Exercise details:
Locate all lines in the data below that hold "Today" and show them.

Entries from a dataset of interfaces
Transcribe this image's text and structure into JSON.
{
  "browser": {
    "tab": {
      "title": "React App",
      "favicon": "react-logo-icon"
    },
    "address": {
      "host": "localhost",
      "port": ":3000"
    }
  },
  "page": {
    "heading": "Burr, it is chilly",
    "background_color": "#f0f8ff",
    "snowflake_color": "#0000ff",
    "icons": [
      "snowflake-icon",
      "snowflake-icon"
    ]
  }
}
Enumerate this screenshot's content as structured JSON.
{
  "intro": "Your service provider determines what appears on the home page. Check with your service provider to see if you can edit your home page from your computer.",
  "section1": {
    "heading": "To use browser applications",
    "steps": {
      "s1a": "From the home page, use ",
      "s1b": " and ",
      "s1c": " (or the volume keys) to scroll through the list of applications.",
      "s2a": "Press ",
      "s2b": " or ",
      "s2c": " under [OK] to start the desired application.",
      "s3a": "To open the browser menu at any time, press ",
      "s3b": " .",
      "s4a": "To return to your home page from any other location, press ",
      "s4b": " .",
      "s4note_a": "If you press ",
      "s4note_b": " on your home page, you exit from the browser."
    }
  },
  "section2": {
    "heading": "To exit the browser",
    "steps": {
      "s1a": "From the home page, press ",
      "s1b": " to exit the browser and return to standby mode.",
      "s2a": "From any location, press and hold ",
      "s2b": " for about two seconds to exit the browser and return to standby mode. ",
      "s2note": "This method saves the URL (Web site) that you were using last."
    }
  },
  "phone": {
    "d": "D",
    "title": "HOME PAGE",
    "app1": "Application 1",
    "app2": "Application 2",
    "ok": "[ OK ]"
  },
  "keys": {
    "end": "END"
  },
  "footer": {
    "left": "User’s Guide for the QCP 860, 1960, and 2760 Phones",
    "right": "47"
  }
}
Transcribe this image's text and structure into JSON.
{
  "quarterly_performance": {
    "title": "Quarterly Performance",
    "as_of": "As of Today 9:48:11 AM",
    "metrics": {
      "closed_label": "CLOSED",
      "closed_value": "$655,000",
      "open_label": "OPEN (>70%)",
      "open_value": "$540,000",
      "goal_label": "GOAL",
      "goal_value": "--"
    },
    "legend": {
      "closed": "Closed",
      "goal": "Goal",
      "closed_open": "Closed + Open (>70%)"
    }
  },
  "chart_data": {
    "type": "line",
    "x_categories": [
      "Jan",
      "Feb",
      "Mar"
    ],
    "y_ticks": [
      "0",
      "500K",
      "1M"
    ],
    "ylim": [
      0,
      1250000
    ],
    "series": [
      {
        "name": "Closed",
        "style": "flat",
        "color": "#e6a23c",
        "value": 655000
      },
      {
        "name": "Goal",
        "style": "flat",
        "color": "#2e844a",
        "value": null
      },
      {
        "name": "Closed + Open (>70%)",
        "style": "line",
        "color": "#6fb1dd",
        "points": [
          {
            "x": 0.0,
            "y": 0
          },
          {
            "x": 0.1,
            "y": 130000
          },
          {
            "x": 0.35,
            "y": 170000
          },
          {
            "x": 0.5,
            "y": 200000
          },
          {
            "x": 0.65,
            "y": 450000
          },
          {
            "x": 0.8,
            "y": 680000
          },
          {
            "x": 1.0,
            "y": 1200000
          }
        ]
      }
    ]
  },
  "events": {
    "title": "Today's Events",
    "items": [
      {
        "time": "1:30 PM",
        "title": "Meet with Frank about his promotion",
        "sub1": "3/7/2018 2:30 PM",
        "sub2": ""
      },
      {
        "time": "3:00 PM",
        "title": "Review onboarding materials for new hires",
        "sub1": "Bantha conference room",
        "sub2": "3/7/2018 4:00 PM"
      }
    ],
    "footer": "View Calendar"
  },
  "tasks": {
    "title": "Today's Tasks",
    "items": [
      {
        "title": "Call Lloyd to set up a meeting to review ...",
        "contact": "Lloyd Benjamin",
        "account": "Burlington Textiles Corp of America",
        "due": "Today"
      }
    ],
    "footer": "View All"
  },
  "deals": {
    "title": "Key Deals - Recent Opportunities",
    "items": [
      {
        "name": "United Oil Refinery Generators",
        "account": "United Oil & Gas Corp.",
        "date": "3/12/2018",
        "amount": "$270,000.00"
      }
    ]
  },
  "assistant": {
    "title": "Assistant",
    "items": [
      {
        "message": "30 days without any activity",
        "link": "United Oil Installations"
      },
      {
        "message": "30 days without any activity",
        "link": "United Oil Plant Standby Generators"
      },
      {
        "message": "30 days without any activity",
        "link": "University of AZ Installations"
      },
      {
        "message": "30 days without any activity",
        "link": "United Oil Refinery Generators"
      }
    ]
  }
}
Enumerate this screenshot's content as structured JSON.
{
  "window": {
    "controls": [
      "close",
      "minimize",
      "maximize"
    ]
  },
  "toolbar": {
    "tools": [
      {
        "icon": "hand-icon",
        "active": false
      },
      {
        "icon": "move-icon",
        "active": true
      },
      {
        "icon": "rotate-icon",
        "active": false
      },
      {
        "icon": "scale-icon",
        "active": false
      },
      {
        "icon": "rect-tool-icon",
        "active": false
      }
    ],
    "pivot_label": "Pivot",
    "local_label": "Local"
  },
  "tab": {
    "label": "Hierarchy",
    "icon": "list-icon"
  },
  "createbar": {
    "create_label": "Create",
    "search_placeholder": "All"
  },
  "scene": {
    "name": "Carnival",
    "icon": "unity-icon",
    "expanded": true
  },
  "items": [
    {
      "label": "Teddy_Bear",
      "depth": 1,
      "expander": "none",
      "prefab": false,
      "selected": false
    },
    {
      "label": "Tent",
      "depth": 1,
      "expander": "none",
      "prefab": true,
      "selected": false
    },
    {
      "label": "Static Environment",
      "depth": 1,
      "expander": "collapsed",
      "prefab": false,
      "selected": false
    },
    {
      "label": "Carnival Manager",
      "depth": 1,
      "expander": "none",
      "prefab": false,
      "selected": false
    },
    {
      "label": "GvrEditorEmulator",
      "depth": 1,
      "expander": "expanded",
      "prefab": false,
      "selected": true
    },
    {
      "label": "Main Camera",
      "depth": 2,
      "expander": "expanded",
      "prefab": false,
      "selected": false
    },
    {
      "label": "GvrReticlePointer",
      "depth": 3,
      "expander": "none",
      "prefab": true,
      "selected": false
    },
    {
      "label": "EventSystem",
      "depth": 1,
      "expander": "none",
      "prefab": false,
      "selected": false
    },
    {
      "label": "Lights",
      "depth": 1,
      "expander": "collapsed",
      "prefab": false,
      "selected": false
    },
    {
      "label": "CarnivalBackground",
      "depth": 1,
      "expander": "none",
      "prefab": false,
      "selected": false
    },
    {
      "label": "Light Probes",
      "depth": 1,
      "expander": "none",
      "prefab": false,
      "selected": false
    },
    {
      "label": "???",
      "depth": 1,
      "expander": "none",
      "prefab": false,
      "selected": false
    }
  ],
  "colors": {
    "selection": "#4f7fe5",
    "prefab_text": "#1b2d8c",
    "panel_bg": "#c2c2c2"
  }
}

Reply to the exercise:
    "as_of": "As of Today 9:48:11 AM",
    "title": "Today's Events",
    "title": "Today's Tasks",
        "due": "Today"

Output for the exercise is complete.